▶ _WHAT THE TASK ASKS_:
From the first line to the last, output the entries exactly.

Web page and app entries:
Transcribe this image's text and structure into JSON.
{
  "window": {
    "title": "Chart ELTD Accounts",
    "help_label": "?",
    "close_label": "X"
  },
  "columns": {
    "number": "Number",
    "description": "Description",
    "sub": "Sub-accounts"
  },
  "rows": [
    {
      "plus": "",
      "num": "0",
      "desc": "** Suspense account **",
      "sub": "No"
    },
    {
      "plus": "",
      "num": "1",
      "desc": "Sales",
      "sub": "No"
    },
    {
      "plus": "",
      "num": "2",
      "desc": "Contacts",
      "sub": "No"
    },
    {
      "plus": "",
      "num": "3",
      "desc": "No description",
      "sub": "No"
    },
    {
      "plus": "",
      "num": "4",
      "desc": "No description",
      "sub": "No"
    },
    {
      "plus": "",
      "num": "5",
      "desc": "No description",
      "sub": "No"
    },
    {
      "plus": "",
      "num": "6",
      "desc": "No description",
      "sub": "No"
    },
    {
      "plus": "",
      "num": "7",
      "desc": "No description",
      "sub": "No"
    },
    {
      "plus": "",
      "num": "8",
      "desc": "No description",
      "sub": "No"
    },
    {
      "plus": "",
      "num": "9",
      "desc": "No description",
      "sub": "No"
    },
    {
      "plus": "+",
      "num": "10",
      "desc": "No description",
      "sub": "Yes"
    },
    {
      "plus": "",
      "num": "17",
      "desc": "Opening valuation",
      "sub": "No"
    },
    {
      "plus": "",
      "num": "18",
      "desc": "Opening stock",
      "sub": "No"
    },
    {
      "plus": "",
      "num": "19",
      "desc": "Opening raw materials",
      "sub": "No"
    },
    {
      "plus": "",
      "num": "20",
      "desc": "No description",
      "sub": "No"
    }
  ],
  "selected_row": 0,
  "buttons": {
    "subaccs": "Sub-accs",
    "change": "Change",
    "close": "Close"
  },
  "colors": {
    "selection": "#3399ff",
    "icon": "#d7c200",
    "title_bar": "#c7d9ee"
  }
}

▶ _OUTPUT OF THE EXERCISE_:
Transcribe this image's text and structure into JSON.
{
  "window": {
    "title": "Chart ELTD Accounts",
    "help_label": "?",
    "close_label": "X"
  },
  "columns": {
    "number": "Number",
    "description": "Description",
    "sub": "Sub-accounts"
  },
  "rows": [
    {
      "plus": "",
      "num": "0",
      "desc": "** Suspense account **",
      "sub": "No"
    },
    {
      "plus": "",
      "num": "1",
      "desc": "Sales",
      "sub": "No"
    },
    {
      "plus": "",
      "num": "2",
      "desc": "Contacts",
      "sub": "No"
    },
    {
      "plus": "",
      "num": "3",
      "desc": "No description",
      "sub": "No"
    },
    {
      "plus": "",
      "num": "4",
      "desc": "No description",
      "sub": "No"
    },
    {
      "plus": "",
      "num": "5",
      "desc": "No description",
      "sub": "No"
    },
    {
      "plus": "",
      "num": "6",
      "desc": "No description",
      "sub": "No"
    },
    {
      "plus": "",
      "num": "7",
      "desc": "No description",
      "sub": "No"
    },
    {
      "plus": "",
      "num": "8",
      "desc": "No description",
      "sub": "No"
    },
    {
      "plus": "",
      "num": "9",
      "desc": "No description",
      "sub": "No"
    },
    {
      "plus": "+",
      "num": "10",
      "desc": "No description",
      "sub": "Yes"
    },
    {
      "plus": "",
      "num": "17",
      "desc": "Opening valuation",
      "sub": "No"
    },
    {
      "plus": "",
      "num": "18",
      "desc": "Opening stock",
      "sub": "No"
    },
    {
      "plus": "",
      "num": "19",
      "desc": "Opening raw materials",
      "sub": "No"
    },
    {
      "plus": "",
      "num": "20",
      "desc": "No description",
      "sub": "No"
    }
  ],
  "selected_row": 0,
  "buttons": {
    "subaccs": "Sub-accs",
    "change": "Change",
    "close": "Close"
  },
  "colors": {
    "selection": "#3399ff",
    "icon": "#d7c200",
    "title_bar": "#c7d9ee"
  }
}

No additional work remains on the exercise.